Senate Democrats tweaked Cuomo again this past week, with Manhattan Sen. Liz Krueger announcing plans to introduce a bill that would block the administration’s 90-day email purge policy.

The conference’s deputy leader, Sen. Mike Gianaris, meanwhile, is among the lawmakers questioning Cuomo’s use of inserting major policy measures into his $142 billion spending plan by tying them to appropriations bills.

In an interview on State of Politics Live on Friday, the Queens Democrat didn’t deny his conference has been taking a more assertive approach with Cuomo this year.

“We try to focus on the policies and getting done what we need to get done.” Gianaris said. “At different times, different strategies are more effective.
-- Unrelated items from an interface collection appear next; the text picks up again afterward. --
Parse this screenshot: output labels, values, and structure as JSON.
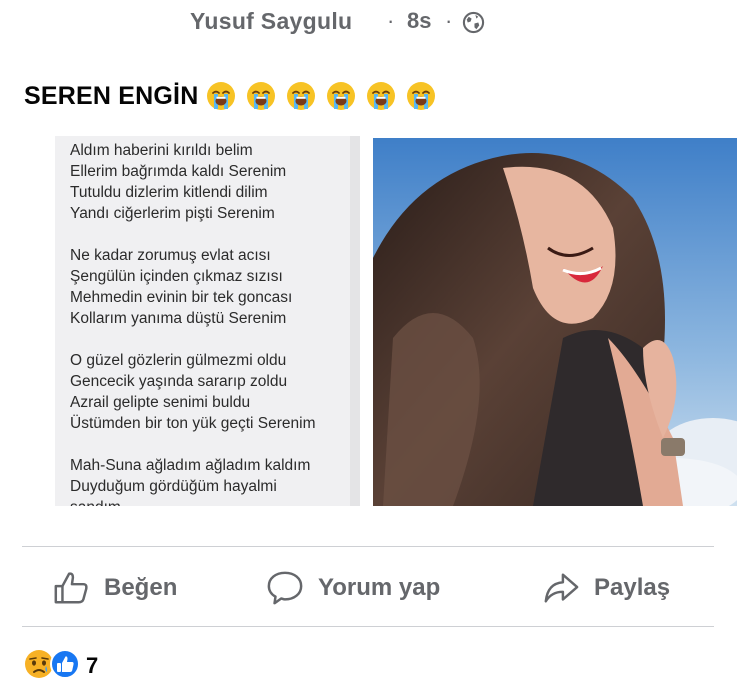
{
  "post": {
    "author": "Yusuf Saygulu",
    "separator": "·",
    "time": "8s",
    "privacy_icon": "globe-icon",
    "title": "SEREN ENGİN",
    "title_emojis": [
      "loudly-crying-face",
      "loudly-crying-face",
      "loudly-crying-face",
      "loudly-crying-face",
      "loudly-crying-face",
      "loudly-crying-face"
    ]
  },
  "poem": {
    "lines": [
      "Aldım haberini kırıldı belim",
      "Ellerim bağrımda kaldı Serenim",
      "Tutuldu dizlerim kitlendi dilim",
      "Yandı ciğerlerim pişti Serenim",
      "",
      "Ne kadar zorumuş evlat acısı",
      "Şengülün içinden çıkmaz sızısı",
      "Mehmedin evinin bir tek goncası",
      "Kollarım yanıma düştü Serenim",
      "",
      "O güzel gözlerin gülmezmi oldu",
      "Gencecik yaşında sararıp zoldu",
      "Azrail gelipte senimi buldu",
      "Üstümden bir ton yük geçti Serenim",
      "",
      "Mah-Suna ağladım ağladım kaldım",
      "Duyduğum gördüğüm hayalmi",
      "sandım"
    ]
  },
  "actions": {
    "like": {
      "label": "Beğen",
      "icon": "thumbs-up-icon"
    },
    "comment": {
      "label": "Yorum yap",
      "icon": "comment-bubble-icon"
    },
    "share": {
      "label": "Paylaş",
      "icon": "share-arrow-icon"
    }
  },
  "reactions": {
    "types": [
      "sad",
      "like"
    ],
    "count": "7"
  },
  "colors": {
    "meta_gray": "#65676b",
    "like_blue": "#1877f2",
    "sad_yellow": "#f7b125",
    "divider": "#ced0d4"
  }
}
We are the minority party in the state Senate and often we found ourselves in the position of being the opposition party and we act accordingly.”

“I don’t think it should surprise anyone we’re going to make ourselves heard, and when we agree we’ll pat them on the back about it.”
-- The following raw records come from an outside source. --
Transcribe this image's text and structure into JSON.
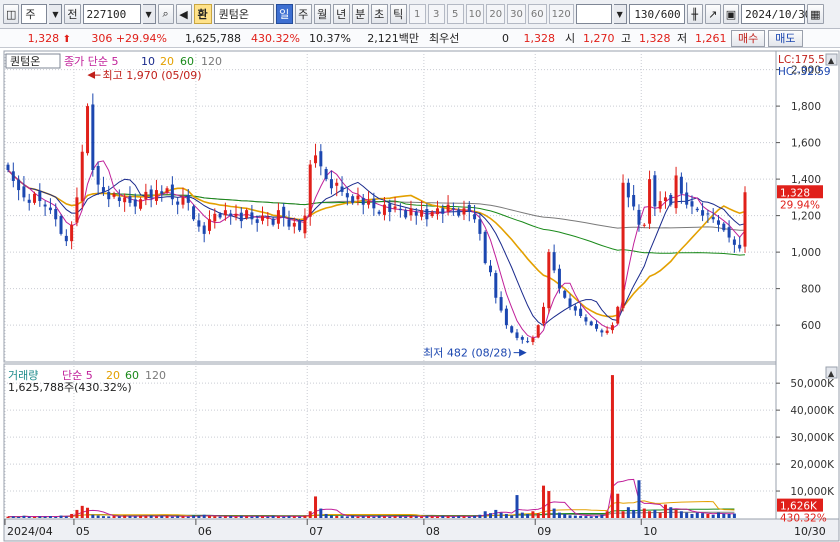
{
  "toolbar": {
    "market_label": "주",
    "prev_label": "전",
    "code": "227100",
    "name_tag": "환",
    "name": "퀀텀온",
    "periods": [
      "일",
      "주",
      "월",
      "년",
      "분",
      "초",
      "틱"
    ],
    "active_period": "일",
    "numbers": [
      "1",
      "3",
      "5",
      "10",
      "20",
      "30",
      "60",
      "120"
    ],
    "count": "130",
    "count_total": "/600",
    "date": "2024/10/30"
  },
  "quote": {
    "price": "1,328",
    "change": "306",
    "change_pct": "+29.94%",
    "volume": "1,625,788",
    "volume_ratio": "430.32%",
    "turnover": "10.37%",
    "amount": "2,121백만",
    "preferred_label": "최우선",
    "preferred_value": "0",
    "last_value": "1,328",
    "open_label": "시",
    "open": "1,270",
    "high_label": "고",
    "high": "1,328",
    "low_label": "저",
    "low": "1,261",
    "buy_label": "매수",
    "sell_label": "매도"
  },
  "colors": {
    "up": "#e0201a",
    "down": "#1c47b0",
    "ma5": "#c0209a",
    "ma10": "#1a2a8c",
    "ma20": "#e3a000",
    "ma60": "#1a8a1a",
    "ma120": "#7a7a7a",
    "accent": "#3d6fd1"
  },
  "chart_data": [
    {
      "type": "line",
      "title": "퀀텀온",
      "legend": [
        "종가 단순 5",
        "10",
        "20",
        "60",
        "120"
      ],
      "legend_stock": "퀀텀온",
      "legend_prefix": "종가 단순",
      "ma_periods": [
        "5",
        "10",
        "20",
        "60",
        "120"
      ],
      "lc_label": "LC:175.52",
      "hc_label": "HC:-32.59",
      "current_price_label": "1,328",
      "current_pct_label": "29.94%",
      "annotation_high": "최고 1,970 (05/09)",
      "annotation_low": "최저 482 (08/28)",
      "y_ticks": [
        "2,000",
        "1,800",
        "1,600",
        "1,400",
        "1,200",
        "1,000",
        "800",
        "600"
      ],
      "y_tick_values": [
        2000,
        1800,
        1600,
        1400,
        1200,
        1000,
        800,
        600
      ],
      "ylim": [
        420,
        2080
      ],
      "x_labels": [
        "2024/04",
        "05",
        "06",
        "07",
        "08",
        "09",
        "10"
      ],
      "x_label_index": [
        0,
        13,
        36,
        57,
        79,
        100,
        120
      ],
      "right_date": "10/30",
      "n_days": 140,
      "closes": [
        1450,
        1390,
        1340,
        1300,
        1270,
        1320,
        1280,
        1250,
        1230,
        1180,
        1100,
        1060,
        1150,
        1300,
        1550,
        1800,
        1450,
        1370,
        1330,
        1290,
        1320,
        1280,
        1300,
        1270,
        1250,
        1290,
        1330,
        1300,
        1340,
        1320,
        1350,
        1290,
        1260,
        1300,
        1270,
        1180,
        1140,
        1100,
        1180,
        1210,
        1190,
        1230,
        1200,
        1210,
        1170,
        1230,
        1180,
        1160,
        1200,
        1190,
        1150,
        1230,
        1190,
        1140,
        1160,
        1120,
        1200,
        1480,
        1530,
        1470,
        1400,
        1350,
        1380,
        1330,
        1300,
        1270,
        1310,
        1260,
        1280,
        1240,
        1210,
        1260,
        1220,
        1250,
        1230,
        1190,
        1240,
        1200,
        1230,
        1180,
        1220,
        1240,
        1210,
        1260,
        1240,
        1200,
        1240,
        1220,
        1180,
        1100,
        940,
        890,
        750,
        680,
        600,
        560,
        530,
        520,
        510,
        530,
        600,
        700,
        1000,
        900,
        800,
        750,
        700,
        680,
        650,
        620,
        600,
        580,
        560,
        570,
        600,
        700,
        1380,
        1300,
        1250,
        1150,
        1150,
        1400,
        1250,
        1280,
        1300,
        1260,
        1420,
        1320,
        1260,
        1250,
        1230,
        1200,
        1210,
        1180,
        1150,
        1120,
        1080,
        1040,
        1020,
        1328
      ],
      "volume_legend_label": "거래량",
      "volume_legend_prefix": "단순",
      "volume_ma_periods": [
        "5",
        "20",
        "60",
        "120"
      ],
      "volume_info": "1,625,788주(430.32%)",
      "volume_y_ticks": [
        "50,000K",
        "40,000K",
        "30,000K",
        "20,000K",
        "10,000K"
      ],
      "volume_y_tick_values": [
        50000,
        40000,
        30000,
        20000,
        10000
      ],
      "volume_current_label": "1,626K",
      "volume_pct_label": "430.32%",
      "volume_ylim": [
        0,
        56000
      ],
      "volumes_k": [
        500,
        600,
        400,
        800,
        500,
        400,
        600,
        500,
        700,
        400,
        900,
        600,
        1500,
        3000,
        4500,
        3800,
        1200,
        900,
        700,
        600,
        800,
        600,
        900,
        700,
        600,
        800,
        700,
        900,
        600,
        700,
        800,
        500,
        700,
        600,
        500,
        900,
        800,
        1200,
        700,
        600,
        500,
        600,
        700,
        500,
        800,
        600,
        500,
        700,
        600,
        500,
        800,
        600,
        500,
        700,
        600,
        500,
        900,
        2500,
        8000,
        3500,
        1500,
        900,
        800,
        700,
        600,
        800,
        500,
        600,
        700,
        500,
        800,
        600,
        500,
        700,
        600,
        500,
        800,
        600,
        500,
        700,
        600,
        500,
        800,
        600,
        500,
        700,
        600,
        500,
        800,
        1200,
        2500,
        1800,
        3000,
        2000,
        1500,
        1000,
        8500,
        2000,
        1500,
        2500,
        1800,
        12000,
        10000,
        3500,
        2000,
        1500,
        1000,
        900,
        800,
        700,
        600,
        800,
        1200,
        2500,
        53000,
        9000,
        2500,
        4000,
        3000,
        14000,
        3500,
        2500,
        3000,
        2000,
        5000,
        4000,
        3000,
        2500,
        2000,
        1500,
        2000,
        1800,
        1500,
        1200,
        2000,
        1600,
        1500,
        1626
      ]
    }
  ]
}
To be fair, the mainline Democrats aren’t the only legislative conference giving Cuomo grief as he begins his second term on decidedly rocky terrain.

Senate Republicans and Assembly Democrats both have refused to introduce the governor’s 30-day amendments over executive overreach concerns.
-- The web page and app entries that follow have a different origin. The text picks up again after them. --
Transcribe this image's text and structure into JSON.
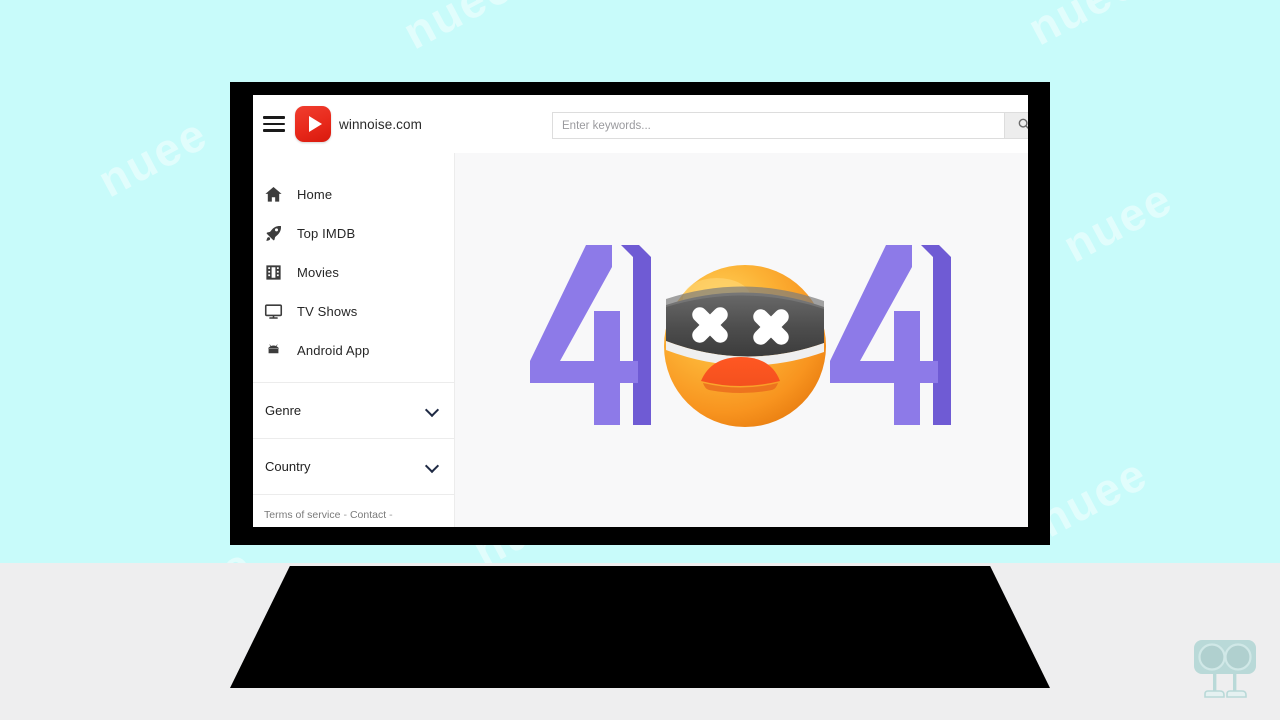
{
  "background": {
    "color": "#c8fbfa",
    "desk_color": "#eeeeef",
    "watermark_text": "nuee"
  },
  "laptop": {
    "bezel_color": "#000000",
    "screen_background": "#ffffff"
  },
  "header": {
    "menu_icon": "hamburger-icon",
    "logo_icon": "play-logo-icon",
    "brand": "winnoise.com"
  },
  "search": {
    "value": "",
    "placeholder": "Enter keywords...",
    "button_icon": "search-icon"
  },
  "sidebar": {
    "items": [
      {
        "label": "Home",
        "icon": "home-icon"
      },
      {
        "label": "Top IMDB",
        "icon": "rocket-icon"
      },
      {
        "label": "Movies",
        "icon": "film-icon"
      },
      {
        "label": "TV Shows",
        "icon": "tv-icon"
      },
      {
        "label": "Android App",
        "icon": "android-icon"
      }
    ],
    "accordions": [
      {
        "label": "Genre",
        "icon": "chevron-down-icon"
      },
      {
        "label": "Country",
        "icon": "chevron-down-icon"
      }
    ],
    "footer": {
      "terms": "Terms of service",
      "separator_1": "-",
      "contact": "Contact",
      "separator_2": "-"
    }
  },
  "main": {
    "background": "#f8f8f9",
    "error_code": "404",
    "digit_left": "4",
    "digit_right": "4",
    "digit_color": "#8d7ae8",
    "digit_shadow_color": "#6f5bd4",
    "emoji": {
      "name": "dizzy-face-with-blindfold-icon",
      "face_color": "#f9a825",
      "face_highlight": "#ffd54f",
      "band_color": "#4a4a4a",
      "eyes": "XX",
      "eye_color": "#ffffff",
      "mouth_color": "#f4511e"
    }
  },
  "watermark_logo": {
    "name": "stock-photo-watermark-icon",
    "color": "#7fb8b5"
  }
}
Senate Finance Committee Chairman John DeFrancisco has called Cuomo’s latest budget negotiating tactic “bizarre”, while newly elected Assembly Speaker Carl Heastie – albeit in a slightly more low-key way – has also questioned the governor’s approach.

The Republican minority in the Assembly is focused on Cuomo’s highly unusual step of refusing to release school aid runs this budget season.

But the flashes of independence from the Senate Democratic conference these last 10 weeks underscore a broader problem for Cuomo that began last year with an insurgent pushback on his left flank.

Liberal advocates remained frustrated with Cuomo since last year after Democrats came up short in the legislative elections against Republicans, who gained a firm, 33-seat majority in the Senate chamber.

Cuomo won re-election handily and had $10 million left in his campaign account from his victory over his Republican opponent, Westchester County Executive Rob Astorino.

The Working Families Party, in particular, questioned why Cuomo was left holding on to such a large pot of money after refusing to provide substantive financial assistance to Democratic candidates.

Cuomo supporters maintain that in a Republican wave year, vulnerable Democratic incumbents in the Senate would not have been helped with more cash – even if the governor had been willing to open his coffers.

At the same time, they note that the state Democratic Party – in essence an arm of the Cuomo 2014 campaign – provided financial aid to the Democratic Senate Campaign Committee.

Regardless of whether additional cash from Cuomo would have helped, others stepped into the void to provide direct support to the Senate Democrats – many of whom are also at direct odds with the governor himself.

Zephyr Teachout, Cuomo’s Democratic primary foe last year, contributed $28,000 to Senate Democrats’ cause.

The Public Employees Federation, the white-collar union that backed Teachout’s failed campaign against Cuomo, provided $25,000 to the DSCC this past election cycle. (The union also contributed $10,500 to Dean Skelos, the Republican Senate majority leader, as well as other individual Senate candidates in both parties).

The New York Stated United Teachers union, meanwhile, spent millions of dollars on an independent expenditure campaign aiding Democratic incumbents and challengers. Cuomo this year is in a protracted battle with NYSUT over his education policies.

And perhaps Cuomo’s biggest rival in Democratic politics in New York, Big Apple Mayor Bill de Blasio, sought to help the conference gain full control of the Senate in order to help his policies win a more favorable hearing in Albany.

Cuomo last year did campaign with and endorse Democratic candidates, but his coattails were – as usual for any governor who runs in a non-presidential election year – strikingly short for down-ballot candidates.

In the end, Senate Democrats found themselves allied with Cuomo’s rivals, rather than the governor himself, and this political reality is now influencing their approach in the current budget battle.